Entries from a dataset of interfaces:

*** Begin section ***

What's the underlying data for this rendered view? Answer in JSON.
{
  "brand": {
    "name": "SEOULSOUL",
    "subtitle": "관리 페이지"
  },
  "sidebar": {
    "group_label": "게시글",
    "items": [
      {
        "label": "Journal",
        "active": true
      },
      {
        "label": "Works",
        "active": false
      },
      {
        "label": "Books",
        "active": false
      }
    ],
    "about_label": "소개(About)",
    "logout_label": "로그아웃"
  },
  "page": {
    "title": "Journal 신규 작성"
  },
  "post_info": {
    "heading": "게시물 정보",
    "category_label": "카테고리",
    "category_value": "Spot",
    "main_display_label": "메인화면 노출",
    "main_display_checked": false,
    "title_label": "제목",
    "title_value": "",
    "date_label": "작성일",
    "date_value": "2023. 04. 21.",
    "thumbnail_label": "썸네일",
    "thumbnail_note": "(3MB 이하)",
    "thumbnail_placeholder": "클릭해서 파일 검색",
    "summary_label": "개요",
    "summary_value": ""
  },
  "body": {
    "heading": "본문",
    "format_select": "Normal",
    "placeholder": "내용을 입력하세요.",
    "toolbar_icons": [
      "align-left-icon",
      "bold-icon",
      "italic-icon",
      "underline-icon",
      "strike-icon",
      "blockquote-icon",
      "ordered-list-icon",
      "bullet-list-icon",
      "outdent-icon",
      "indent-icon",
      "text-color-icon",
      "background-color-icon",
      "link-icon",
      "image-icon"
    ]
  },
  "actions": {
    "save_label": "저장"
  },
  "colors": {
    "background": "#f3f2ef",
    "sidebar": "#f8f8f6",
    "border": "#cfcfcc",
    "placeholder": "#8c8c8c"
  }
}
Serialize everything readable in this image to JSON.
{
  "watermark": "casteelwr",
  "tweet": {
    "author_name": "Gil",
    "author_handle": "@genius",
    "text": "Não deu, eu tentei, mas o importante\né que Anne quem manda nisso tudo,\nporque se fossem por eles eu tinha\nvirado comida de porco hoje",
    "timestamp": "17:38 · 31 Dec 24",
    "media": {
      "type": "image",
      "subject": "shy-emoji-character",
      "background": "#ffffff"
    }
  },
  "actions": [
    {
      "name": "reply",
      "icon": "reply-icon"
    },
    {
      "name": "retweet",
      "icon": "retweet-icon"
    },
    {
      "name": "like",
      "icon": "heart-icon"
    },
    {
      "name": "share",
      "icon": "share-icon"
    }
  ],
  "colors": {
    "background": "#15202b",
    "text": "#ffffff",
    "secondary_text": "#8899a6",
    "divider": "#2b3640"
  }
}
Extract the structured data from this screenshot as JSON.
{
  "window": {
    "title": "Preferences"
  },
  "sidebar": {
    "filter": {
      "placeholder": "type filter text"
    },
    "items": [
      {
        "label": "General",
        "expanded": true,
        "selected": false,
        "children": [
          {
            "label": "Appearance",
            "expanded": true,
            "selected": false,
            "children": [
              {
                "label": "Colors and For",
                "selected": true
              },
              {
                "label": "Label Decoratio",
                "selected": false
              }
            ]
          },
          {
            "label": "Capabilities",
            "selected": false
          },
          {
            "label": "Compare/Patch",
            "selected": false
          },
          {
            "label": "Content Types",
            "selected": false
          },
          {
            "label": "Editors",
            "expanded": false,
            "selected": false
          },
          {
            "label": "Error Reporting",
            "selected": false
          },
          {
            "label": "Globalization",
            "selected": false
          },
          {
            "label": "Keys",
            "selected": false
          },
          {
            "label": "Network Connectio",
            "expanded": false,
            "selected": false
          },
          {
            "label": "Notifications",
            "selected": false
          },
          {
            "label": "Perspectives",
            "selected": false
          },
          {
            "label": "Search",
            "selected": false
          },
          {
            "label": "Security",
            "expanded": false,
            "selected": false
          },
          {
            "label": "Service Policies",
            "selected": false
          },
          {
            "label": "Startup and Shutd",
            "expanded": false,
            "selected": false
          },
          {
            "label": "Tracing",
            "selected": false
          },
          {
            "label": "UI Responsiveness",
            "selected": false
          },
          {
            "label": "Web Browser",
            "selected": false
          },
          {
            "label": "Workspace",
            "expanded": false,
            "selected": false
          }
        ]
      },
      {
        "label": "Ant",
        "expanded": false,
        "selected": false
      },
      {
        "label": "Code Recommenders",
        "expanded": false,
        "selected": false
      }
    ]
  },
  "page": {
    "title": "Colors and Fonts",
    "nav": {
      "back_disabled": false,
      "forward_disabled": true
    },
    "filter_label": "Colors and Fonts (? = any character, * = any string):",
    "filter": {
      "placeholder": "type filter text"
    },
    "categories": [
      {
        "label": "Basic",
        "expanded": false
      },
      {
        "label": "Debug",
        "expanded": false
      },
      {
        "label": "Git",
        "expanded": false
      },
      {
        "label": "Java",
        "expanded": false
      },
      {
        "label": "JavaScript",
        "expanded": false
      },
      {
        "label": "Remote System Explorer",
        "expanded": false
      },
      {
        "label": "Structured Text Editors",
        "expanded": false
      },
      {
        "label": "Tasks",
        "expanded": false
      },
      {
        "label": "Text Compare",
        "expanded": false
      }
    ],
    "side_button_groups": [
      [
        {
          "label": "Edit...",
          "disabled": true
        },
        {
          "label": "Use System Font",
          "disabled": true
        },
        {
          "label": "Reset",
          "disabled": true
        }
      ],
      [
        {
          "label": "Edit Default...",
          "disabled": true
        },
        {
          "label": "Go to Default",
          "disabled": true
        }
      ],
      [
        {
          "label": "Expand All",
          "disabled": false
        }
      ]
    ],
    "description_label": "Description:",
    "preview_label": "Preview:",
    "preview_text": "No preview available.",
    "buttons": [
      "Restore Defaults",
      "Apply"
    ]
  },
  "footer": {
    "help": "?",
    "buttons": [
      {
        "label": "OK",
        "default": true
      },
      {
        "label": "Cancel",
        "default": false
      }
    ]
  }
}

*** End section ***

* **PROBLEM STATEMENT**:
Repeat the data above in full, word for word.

* **WRITTEN RESPONSE**:
What's the underlying data for this rendered view? Answer in JSON.
{
  "brand": {
    "name": "SEOULSOUL",
    "subtitle": "관리 페이지"
  },
  "sidebar": {
    "group_label": "게시글",
    "items": [
      {
        "label": "Journal",
        "active": true
      },
      {
        "label": "Works",
        "active": false
      },
      {
        "label": "Books",
        "active": false
      }
    ],
    "about_label": "소개(About)",
    "logout_label": "로그아웃"
  },
  "page": {
    "title": "Journal 신규 작성"
  },
  "post_info": {
    "heading": "게시물 정보",
    "category_label": "카테고리",
    "category_value": "Spot",
    "main_display_label": "메인화면 노출",
    "main_display_checked": false,
    "title_label": "제목",
    "title_value": "",
    "date_label": "작성일",
    "date_value": "2023. 04. 21.",
    "thumbnail_label": "썸네일",
    "thumbnail_note": "(3MB 이하)",
    "thumbnail_placeholder": "클릭해서 파일 검색",
    "summary_label": "개요",
    "summary_value": ""
  },
  "body": {
    "heading": "본문",
    "format_select": "Normal",
    "placeholder": "내용을 입력하세요.",
    "toolbar_icons": [
      "align-left-icon",
      "bold-icon",
      "italic-icon",
      "underline-icon",
      "strike-icon",
      "blockquote-icon",
      "ordered-list-icon",
      "bullet-list-icon",
      "outdent-icon",
      "indent-icon",
      "text-color-icon",
      "background-color-icon",
      "link-icon",
      "image-icon"
    ]
  },
  "actions": {
    "save_label": "저장"
  },
  "colors": {
    "background": "#f3f2ef",
    "sidebar": "#f8f8f6",
    "border": "#cfcfcc",
    "placeholder": "#8c8c8c"
  }
}
Serialize everything readable in this image to JSON.
{
  "watermark": "casteelwr",
  "tweet": {
    "author_name": "Gil",
    "author_handle": "@genius",
    "text": "Não deu, eu tentei, mas o importante\né que Anne quem manda nisso tudo,\nporque se fossem por eles eu tinha\nvirado comida de porco hoje",
    "timestamp": "17:38 · 31 Dec 24",
    "media": {
      "type": "image",
      "subject": "shy-emoji-character",
      "background": "#ffffff"
    }
  },
  "actions": [
    {
      "name": "reply",
      "icon": "reply-icon"
    },
    {
      "name": "retweet",
      "icon": "retweet-icon"
    },
    {
      "name": "like",
      "icon": "heart-icon"
    },
    {
      "name": "share",
      "icon": "share-icon"
    }
  ],
  "colors": {
    "background": "#15202b",
    "text": "#ffffff",
    "secondary_text": "#8899a6",
    "divider": "#2b3640"
  }
}
Extract the structured data from this screenshot as JSON.
{
  "window": {
    "title": "Preferences"
  },
  "sidebar": {
    "filter": {
      "placeholder": "type filter text"
    },
    "items": [
      {
        "label": "General",
        "expanded": true,
        "selected": false,
        "children": [
          {
            "label": "Appearance",
            "expanded": true,
            "selected": false,
            "children": [
              {
                "label": "Colors and For",
                "selected": true
              },
              {
                "label": "Label Decoratio",
                "selected": false
              }
            ]
          },
          {
            "label": "Capabilities",
            "selected": false
          },
          {
            "label": "Compare/Patch",
            "selected": false
          },
          {
            "label": "Content Types",
            "selected": false
          },
          {
            "label": "Editors",
            "expanded": false,
            "selected": false
          },
          {
            "label": "Error Reporting",
            "selected": false
          },
          {
            "label": "Globalization",
            "selected": false
          },
          {
            "label": "Keys",
            "selected": false
          },
          {
            "label": "Network Connectio",
            "expanded": false,
            "selected": false
          },
          {
            "label": "Notifications",
            "selected": false
          },
          {
            "label": "Perspectives",
            "selected": false
          },
          {
            "label": "Search",
            "selected": false
          },
          {
            "label": "Security",
            "expanded": false,
            "selected": false
          },
          {
            "label": "Service Policies",
            "selected": false
          },
          {
            "label": "Startup and Shutd",
            "expanded": false,
            "selected": false
          },
          {
            "label": "Tracing",
            "selected": false
          },
          {
            "label": "UI Responsiveness",
            "selected": false
          },
          {
            "label": "Web Browser",
            "selected": false
          },
          {
            "label": "Workspace",
            "expanded": false,
            "selected": false
          }
        ]
      },
      {
        "label": "Ant",
        "expanded": false,
        "selected": false
      },
      {
        "label": "Code Recommenders",
        "expanded": false,
        "selected": false
      }
    ]
  },
  "page": {
    "title": "Colors and Fonts",
    "nav": {
      "back_disabled": false,
      "forward_disabled": true
    },
    "filter_label": "Colors and Fonts (? = any character, * = any string):",
    "filter": {
      "placeholder": "type filter text"
    },
    "categories": [
      {
        "label": "Basic",
        "expanded": false
      },
      {
        "label": "Debug",
        "expanded": false
      },
      {
        "label": "Git",
        "expanded": false
      },
      {
        "label": "Java",
        "expanded": false
      },
      {
        "label": "JavaScript",
        "expanded": false
      },
      {
        "label": "Remote System Explorer",
        "expanded": false
      },
      {
        "label": "Structured Text Editors",
        "expanded": false
      },
      {
        "label": "Tasks",
        "expanded": false
      },
      {
        "label": "Text Compare",
        "expanded": false
      }
    ],
    "side_button_groups": [
      [
        {
          "label": "Edit...",
          "disabled": true
        },
        {
          "label": "Use System Font",
          "disabled": true
        },
        {
          "label": "Reset",
          "disabled": true
        }
      ],
      [
        {
          "label": "Edit Default...",
          "disabled": true
        },
        {
          "label": "Go to Default",
          "disabled": true
        }
      ],
      [
        {
          "label": "Expand All",
          "disabled": false
        }
      ]
    ],
    "description_label": "Description:",
    "preview_label": "Preview:",
    "preview_text": "No preview available.",
    "buttons": [
      "Restore Defaults",
      "Apply"
    ]
  },
  "footer": {
    "help": "?",
    "buttons": [
      {
        "label": "OK",
        "default": true
      },
      {
        "label": "Cancel",
        "default": false
      }
    ]
  }
}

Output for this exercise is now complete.